Website and app data records
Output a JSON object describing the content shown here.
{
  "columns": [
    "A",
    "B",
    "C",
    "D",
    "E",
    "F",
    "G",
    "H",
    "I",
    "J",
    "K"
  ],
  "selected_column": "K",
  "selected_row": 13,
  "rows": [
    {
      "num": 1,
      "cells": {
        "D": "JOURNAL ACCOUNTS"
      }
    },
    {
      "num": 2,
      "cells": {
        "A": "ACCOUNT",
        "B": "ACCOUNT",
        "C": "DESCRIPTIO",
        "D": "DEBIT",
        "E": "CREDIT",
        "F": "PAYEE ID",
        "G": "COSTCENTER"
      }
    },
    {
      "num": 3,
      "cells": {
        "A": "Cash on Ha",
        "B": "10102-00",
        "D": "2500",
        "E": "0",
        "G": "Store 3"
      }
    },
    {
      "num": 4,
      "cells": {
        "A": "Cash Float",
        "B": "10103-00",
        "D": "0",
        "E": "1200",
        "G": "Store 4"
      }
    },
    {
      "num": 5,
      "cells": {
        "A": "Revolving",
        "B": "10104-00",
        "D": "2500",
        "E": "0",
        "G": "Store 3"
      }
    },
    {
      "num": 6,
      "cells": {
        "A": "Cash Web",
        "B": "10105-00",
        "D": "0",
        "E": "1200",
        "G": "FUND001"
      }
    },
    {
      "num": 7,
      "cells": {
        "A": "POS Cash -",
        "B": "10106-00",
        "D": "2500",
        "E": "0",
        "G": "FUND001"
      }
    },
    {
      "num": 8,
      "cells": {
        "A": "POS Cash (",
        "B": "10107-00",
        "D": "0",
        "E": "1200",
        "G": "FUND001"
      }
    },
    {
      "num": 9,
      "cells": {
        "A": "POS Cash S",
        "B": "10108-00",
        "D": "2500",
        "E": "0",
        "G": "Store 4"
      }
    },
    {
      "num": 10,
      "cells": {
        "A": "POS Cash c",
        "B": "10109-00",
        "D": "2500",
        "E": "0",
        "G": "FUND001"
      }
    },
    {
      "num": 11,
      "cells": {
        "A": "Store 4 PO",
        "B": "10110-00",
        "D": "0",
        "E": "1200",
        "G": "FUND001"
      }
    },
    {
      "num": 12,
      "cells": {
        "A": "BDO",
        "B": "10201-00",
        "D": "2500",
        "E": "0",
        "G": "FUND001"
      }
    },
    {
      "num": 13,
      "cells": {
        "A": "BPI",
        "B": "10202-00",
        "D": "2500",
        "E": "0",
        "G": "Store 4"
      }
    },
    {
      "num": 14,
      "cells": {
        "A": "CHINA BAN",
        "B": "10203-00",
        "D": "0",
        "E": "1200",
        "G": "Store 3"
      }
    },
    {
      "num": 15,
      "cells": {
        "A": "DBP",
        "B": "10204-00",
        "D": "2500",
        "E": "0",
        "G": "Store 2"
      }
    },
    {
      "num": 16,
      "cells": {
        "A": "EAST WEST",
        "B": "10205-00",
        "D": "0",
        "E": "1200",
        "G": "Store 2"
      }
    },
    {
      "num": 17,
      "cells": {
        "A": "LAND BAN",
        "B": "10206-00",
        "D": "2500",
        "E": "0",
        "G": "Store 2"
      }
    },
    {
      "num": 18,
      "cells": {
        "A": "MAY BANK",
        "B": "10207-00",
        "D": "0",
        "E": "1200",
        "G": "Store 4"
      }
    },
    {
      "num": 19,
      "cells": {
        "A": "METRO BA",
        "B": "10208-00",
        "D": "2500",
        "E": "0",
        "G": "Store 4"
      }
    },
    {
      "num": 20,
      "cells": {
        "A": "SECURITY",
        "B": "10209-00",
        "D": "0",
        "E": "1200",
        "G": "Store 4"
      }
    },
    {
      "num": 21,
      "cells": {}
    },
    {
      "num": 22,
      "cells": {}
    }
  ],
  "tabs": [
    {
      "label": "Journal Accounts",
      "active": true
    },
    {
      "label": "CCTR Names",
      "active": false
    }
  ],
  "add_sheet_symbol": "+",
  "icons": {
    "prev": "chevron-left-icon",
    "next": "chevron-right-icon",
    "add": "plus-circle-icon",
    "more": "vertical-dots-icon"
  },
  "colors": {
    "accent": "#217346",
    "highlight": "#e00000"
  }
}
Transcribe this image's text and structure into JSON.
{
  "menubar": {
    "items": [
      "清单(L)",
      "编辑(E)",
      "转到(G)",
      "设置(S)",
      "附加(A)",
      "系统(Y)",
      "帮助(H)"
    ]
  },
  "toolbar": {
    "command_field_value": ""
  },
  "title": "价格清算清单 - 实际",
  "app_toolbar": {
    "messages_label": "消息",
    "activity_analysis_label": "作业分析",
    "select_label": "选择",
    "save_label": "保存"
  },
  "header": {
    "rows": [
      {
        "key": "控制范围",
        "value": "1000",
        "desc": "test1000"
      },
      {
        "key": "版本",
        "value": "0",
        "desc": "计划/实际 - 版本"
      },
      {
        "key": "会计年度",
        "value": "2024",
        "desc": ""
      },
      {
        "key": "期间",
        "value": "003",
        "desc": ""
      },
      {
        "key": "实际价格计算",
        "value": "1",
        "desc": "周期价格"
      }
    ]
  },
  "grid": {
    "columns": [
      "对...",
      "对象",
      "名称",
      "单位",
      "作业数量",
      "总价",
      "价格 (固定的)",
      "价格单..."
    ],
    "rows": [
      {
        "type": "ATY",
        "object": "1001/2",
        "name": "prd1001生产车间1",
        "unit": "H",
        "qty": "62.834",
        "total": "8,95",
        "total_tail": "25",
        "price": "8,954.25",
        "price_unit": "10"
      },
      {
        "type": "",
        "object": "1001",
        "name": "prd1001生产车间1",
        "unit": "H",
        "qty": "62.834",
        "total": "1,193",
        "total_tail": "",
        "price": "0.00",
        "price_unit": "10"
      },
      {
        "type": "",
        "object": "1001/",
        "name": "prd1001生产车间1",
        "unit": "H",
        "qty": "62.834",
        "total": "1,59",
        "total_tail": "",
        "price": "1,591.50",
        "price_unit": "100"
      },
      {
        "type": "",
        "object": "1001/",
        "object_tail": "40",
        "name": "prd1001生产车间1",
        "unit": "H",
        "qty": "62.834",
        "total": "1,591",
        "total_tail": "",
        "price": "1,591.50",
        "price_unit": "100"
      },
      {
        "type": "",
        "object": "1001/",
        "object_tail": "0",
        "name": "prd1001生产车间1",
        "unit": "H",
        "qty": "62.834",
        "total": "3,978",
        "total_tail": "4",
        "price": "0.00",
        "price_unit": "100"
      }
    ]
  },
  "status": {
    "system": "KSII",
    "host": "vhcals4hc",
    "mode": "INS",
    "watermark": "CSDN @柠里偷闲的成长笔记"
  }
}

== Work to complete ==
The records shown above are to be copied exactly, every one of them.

== Answer to the exercise ==
Output a JSON object describing the content shown here.
{
  "columns": [
    "A",
    "B",
    "C",
    "D",
    "E",
    "F",
    "G",
    "H",
    "I",
    "J",
    "K"
  ],
  "selected_column": "K",
  "selected_row": 13,
  "rows": [
    {
      "num": 1,
      "cells": {
        "D": "JOURNAL ACCOUNTS"
      }
    },
    {
      "num": 2,
      "cells": {
        "A": "ACCOUNT",
        "B": "ACCOUNT",
        "C": "DESCRIPTIO",
        "D": "DEBIT",
        "E": "CREDIT",
        "F": "PAYEE ID",
        "G": "COSTCENTER"
      }
    },
    {
      "num": 3,
      "cells": {
        "A": "Cash on Ha",
        "B": "10102-00",
        "D": "2500",
        "E": "0",
        "G": "Store 3"
      }
    },
    {
      "num": 4,
      "cells": {
        "A": "Cash Float",
        "B": "10103-00",
        "D": "0",
        "E": "1200",
        "G": "Store 4"
      }
    },
    {
      "num": 5,
      "cells": {
        "A": "Revolving",
        "B": "10104-00",
        "D": "2500",
        "E": "0",
        "G": "Store 3"
      }
    },
    {
      "num": 6,
      "cells": {
        "A": "Cash Web",
        "B": "10105-00",
        "D": "0",
        "E": "1200",
        "G": "FUND001"
      }
    },
    {
      "num": 7,
      "cells": {
        "A": "POS Cash -",
        "B": "10106-00",
        "D": "2500",
        "E": "0",
        "G": "FUND001"
      }
    },
    {
      "num": 8,
      "cells": {
        "A": "POS Cash (",
        "B": "10107-00",
        "D": "0",
        "E": "1200",
        "G": "FUND001"
      }
    },
    {
      "num": 9,
      "cells": {
        "A": "POS Cash S",
        "B": "10108-00",
        "D": "2500",
        "E": "0",
        "G": "Store 4"
      }
    },
    {
      "num": 10,
      "cells": {
        "A": "POS Cash c",
        "B": "10109-00",
        "D": "2500",
        "E": "0",
        "G": "FUND001"
      }
    },
    {
      "num": 11,
      "cells": {
        "A": "Store 4 PO",
        "B": "10110-00",
        "D": "0",
        "E": "1200",
        "G": "FUND001"
      }
    },
    {
      "num": 12,
      "cells": {
        "A": "BDO",
        "B": "10201-00",
        "D": "2500",
        "E": "0",
        "G": "FUND001"
      }
    },
    {
      "num": 13,
      "cells": {
        "A": "BPI",
        "B": "10202-00",
        "D": "2500",
        "E": "0",
        "G": "Store 4"
      }
    },
    {
      "num": 14,
      "cells": {
        "A": "CHINA BAN",
        "B": "10203-00",
        "D": "0",
        "E": "1200",
        "G": "Store 3"
      }
    },
    {
      "num": 15,
      "cells": {
        "A": "DBP",
        "B": "10204-00",
        "D": "2500",
        "E": "0",
        "G": "Store 2"
      }
    },
    {
      "num": 16,
      "cells": {
        "A": "EAST WEST",
        "B": "10205-00",
        "D": "0",
        "E": "1200",
        "G": "Store 2"
      }
    },
    {
      "num": 17,
      "cells": {
        "A": "LAND BAN",
        "B": "10206-00",
        "D": "2500",
        "E": "0",
        "G": "Store 2"
      }
    },
    {
      "num": 18,
      "cells": {
        "A": "MAY BANK",
        "B": "10207-00",
        "D": "0",
        "E": "1200",
        "G": "Store 4"
      }
    },
    {
      "num": 19,
      "cells": {
        "A": "METRO BA",
        "B": "10208-00",
        "D": "2500",
        "E": "0",
        "G": "Store 4"
      }
    },
    {
      "num": 20,
      "cells": {
        "A": "SECURITY",
        "B": "10209-00",
        "D": "0",
        "E": "1200",
        "G": "Store 4"
      }
    },
    {
      "num": 21,
      "cells": {}
    },
    {
      "num": 22,
      "cells": {}
    }
  ],
  "tabs": [
    {
      "label": "Journal Accounts",
      "active": true
    },
    {
      "label": "CCTR Names",
      "active": false
    }
  ],
  "add_sheet_symbol": "+",
  "icons": {
    "prev": "chevron-left-icon",
    "next": "chevron-right-icon",
    "add": "plus-circle-icon",
    "more": "vertical-dots-icon"
  },
  "colors": {
    "accent": "#217346",
    "highlight": "#e00000"
  }
}
Transcribe this image's text and structure into JSON.
{
  "menubar": {
    "items": [
      "清单(L)",
      "编辑(E)",
      "转到(G)",
      "设置(S)",
      "附加(A)",
      "系统(Y)",
      "帮助(H)"
    ]
  },
  "toolbar": {
    "command_field_value": ""
  },
  "title": "价格清算清单 - 实际",
  "app_toolbar": {
    "messages_label": "消息",
    "activity_analysis_label": "作业分析",
    "select_label": "选择",
    "save_label": "保存"
  },
  "header": {
    "rows": [
      {
        "key": "控制范围",
        "value": "1000",
        "desc": "test1000"
      },
      {
        "key": "版本",
        "value": "0",
        "desc": "计划/实际 - 版本"
      },
      {
        "key": "会计年度",
        "value": "2024",
        "desc": ""
      },
      {
        "key": "期间",
        "value": "003",
        "desc": ""
      },
      {
        "key": "实际价格计算",
        "value": "1",
        "desc": "周期价格"
      }
    ]
  },
  "grid": {
    "columns": [
      "对...",
      "对象",
      "名称",
      "单位",
      "作业数量",
      "总价",
      "价格 (固定的)",
      "价格单..."
    ],
    "rows": [
      {
        "type": "ATY",
        "object": "1001/2",
        "name": "prd1001生产车间1",
        "unit": "H",
        "qty": "62.834",
        "total": "8,95",
        "total_tail": "25",
        "price": "8,954.25",
        "price_unit": "10"
      },
      {
        "type": "",
        "object": "1001",
        "name": "prd1001生产车间1",
        "unit": "H",
        "qty": "62.834",
        "total": "1,193",
        "total_tail": "",
        "price": "0.00",
        "price_unit": "10"
      },
      {
        "type": "",
        "object": "1001/",
        "name": "prd1001生产车间1",
        "unit": "H",
        "qty": "62.834",
        "total": "1,59",
        "total_tail": "",
        "price": "1,591.50",
        "price_unit": "100"
      },
      {
        "type": "",
        "object": "1001/",
        "object_tail": "40",
        "name": "prd1001生产车间1",
        "unit": "H",
        "qty": "62.834",
        "total": "1,591",
        "total_tail": "",
        "price": "1,591.50",
        "price_unit": "100"
      },
      {
        "type": "",
        "object": "1001/",
        "object_tail": "0",
        "name": "prd1001生产车间1",
        "unit": "H",
        "qty": "62.834",
        "total": "3,978",
        "total_tail": "4",
        "price": "0.00",
        "price_unit": "100"
      }
    ]
  },
  "status": {
    "system": "KSII",
    "host": "vhcals4hc",
    "mode": "INS",
    "watermark": "CSDN @柠里偷闲的成长笔记"
  }
}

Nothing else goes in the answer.